[WHAT TO WORK ON]:
Lines from the one containing "Enumerate this screenshot's" to the end of the entries below must be reproduced exactly, with both end lines kept and no other line added.

-------- EXERCISE MATERIALS

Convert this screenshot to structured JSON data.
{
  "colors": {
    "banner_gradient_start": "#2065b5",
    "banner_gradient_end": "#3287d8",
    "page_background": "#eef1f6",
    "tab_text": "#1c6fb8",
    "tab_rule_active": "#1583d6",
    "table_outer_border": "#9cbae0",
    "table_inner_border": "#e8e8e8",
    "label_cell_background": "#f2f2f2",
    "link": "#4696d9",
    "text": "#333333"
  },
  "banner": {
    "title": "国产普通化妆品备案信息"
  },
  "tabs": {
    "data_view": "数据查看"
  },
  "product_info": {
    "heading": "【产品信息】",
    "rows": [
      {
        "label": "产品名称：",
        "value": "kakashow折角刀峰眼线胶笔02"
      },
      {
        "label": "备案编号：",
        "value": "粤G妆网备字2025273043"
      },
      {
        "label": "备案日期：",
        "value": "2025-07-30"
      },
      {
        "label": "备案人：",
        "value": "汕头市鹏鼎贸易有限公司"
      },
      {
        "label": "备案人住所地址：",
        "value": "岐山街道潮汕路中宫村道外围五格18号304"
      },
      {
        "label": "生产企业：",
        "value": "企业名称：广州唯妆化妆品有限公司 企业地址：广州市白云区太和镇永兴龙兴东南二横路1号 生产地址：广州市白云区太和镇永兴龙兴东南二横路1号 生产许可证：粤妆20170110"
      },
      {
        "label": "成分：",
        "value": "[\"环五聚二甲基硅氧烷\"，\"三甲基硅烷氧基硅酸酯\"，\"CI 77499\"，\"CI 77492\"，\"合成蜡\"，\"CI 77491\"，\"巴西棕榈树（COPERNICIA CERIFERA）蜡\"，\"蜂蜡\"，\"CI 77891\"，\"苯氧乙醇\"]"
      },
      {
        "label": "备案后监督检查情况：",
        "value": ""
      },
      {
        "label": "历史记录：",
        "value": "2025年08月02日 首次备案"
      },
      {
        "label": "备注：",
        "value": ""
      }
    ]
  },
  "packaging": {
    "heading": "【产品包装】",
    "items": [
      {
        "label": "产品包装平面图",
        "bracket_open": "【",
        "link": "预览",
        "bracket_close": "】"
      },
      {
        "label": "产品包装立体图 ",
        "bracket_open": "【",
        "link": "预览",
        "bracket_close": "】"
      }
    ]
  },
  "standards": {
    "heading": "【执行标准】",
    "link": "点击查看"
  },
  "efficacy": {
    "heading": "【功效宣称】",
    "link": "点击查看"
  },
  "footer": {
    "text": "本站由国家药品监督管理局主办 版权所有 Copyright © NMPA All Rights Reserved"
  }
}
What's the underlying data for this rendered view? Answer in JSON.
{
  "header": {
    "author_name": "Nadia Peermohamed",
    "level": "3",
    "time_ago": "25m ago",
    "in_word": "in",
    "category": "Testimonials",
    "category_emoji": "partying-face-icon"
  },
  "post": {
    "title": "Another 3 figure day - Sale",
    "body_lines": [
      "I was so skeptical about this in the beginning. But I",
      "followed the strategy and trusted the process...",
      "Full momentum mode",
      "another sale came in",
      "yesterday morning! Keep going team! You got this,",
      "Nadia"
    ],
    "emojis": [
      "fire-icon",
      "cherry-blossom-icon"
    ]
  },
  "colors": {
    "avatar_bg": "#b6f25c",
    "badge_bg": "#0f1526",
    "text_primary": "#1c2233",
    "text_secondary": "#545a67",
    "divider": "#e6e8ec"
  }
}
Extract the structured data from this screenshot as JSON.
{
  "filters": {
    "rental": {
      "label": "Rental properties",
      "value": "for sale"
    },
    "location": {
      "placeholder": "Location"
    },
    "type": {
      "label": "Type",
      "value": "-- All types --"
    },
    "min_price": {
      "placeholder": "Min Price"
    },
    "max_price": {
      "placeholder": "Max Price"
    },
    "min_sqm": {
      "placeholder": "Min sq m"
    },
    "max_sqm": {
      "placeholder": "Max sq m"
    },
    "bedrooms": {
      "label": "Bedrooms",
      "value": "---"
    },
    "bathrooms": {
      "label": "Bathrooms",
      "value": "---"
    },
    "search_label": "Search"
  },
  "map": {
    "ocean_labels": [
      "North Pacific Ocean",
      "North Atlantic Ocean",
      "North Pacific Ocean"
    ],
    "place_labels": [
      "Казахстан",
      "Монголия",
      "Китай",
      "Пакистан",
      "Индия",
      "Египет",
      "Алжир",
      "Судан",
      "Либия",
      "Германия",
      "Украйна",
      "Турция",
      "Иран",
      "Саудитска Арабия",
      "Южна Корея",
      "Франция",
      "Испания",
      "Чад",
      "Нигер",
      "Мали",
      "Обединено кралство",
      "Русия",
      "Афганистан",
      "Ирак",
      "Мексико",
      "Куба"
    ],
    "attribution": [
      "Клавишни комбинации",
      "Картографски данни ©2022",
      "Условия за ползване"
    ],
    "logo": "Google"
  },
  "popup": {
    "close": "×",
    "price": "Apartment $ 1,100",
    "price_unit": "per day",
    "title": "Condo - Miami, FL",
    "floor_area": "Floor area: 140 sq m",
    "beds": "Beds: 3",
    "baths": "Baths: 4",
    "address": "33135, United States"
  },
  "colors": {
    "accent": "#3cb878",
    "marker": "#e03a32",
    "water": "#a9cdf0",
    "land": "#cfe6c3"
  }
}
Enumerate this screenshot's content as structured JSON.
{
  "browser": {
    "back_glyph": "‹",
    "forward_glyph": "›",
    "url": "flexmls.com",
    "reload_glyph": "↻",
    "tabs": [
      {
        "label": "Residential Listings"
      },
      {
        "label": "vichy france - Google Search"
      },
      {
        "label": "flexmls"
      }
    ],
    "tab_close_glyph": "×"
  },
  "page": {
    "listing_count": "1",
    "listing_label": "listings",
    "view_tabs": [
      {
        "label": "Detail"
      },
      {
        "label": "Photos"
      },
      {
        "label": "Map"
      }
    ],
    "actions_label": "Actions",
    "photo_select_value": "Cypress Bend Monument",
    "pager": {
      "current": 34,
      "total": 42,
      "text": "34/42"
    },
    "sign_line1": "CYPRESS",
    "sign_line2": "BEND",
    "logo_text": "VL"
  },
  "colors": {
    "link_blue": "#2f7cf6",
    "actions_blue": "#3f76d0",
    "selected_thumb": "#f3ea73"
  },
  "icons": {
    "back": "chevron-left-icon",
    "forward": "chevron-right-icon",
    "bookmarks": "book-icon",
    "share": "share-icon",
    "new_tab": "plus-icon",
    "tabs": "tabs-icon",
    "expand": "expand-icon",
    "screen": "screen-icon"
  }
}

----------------

[REPLY]:
Enumerate this screenshot's content as structured JSON.
{
  "browser": {
    "back_glyph": "‹",
    "forward_glyph": "›",
    "url": "flexmls.com",
    "reload_glyph": "↻",
    "tabs": [
      {
        "label": "Residential Listings"
      },
      {
        "label": "vichy france - Google Search"
      },
      {
        "label": "flexmls"
      }
    ],
    "tab_close_glyph": "×"
  },
  "page": {
    "listing_count": "1",
    "listing_label": "listings",
    "view_tabs": [
      {
        "label": "Detail"
      },
      {
        "label": "Photos"
      },
      {
        "label": "Map"
      }
    ],
    "actions_label": "Actions",
    "photo_select_value": "Cypress Bend Monument",
    "pager": {
      "current": 34,
      "total": 42,
      "text": "34/42"
    },
    "sign_line1": "CYPRESS",
    "sign_line2": "BEND",
    "logo_text": "VL"
  },
  "colors": {
    "link_blue": "#2f7cf6",
    "actions_blue": "#3f76d0",
    "selected_thumb": "#f3ea73"
  },
  "icons": {
    "back": "chevron-left-icon",
    "forward": "chevron-right-icon",
    "bookmarks": "book-icon",
    "share": "share-icon",
    "new_tab": "plus-icon",
    "tabs": "tabs-icon",
    "expand": "expand-icon",
    "screen": "screen-icon"
  }
}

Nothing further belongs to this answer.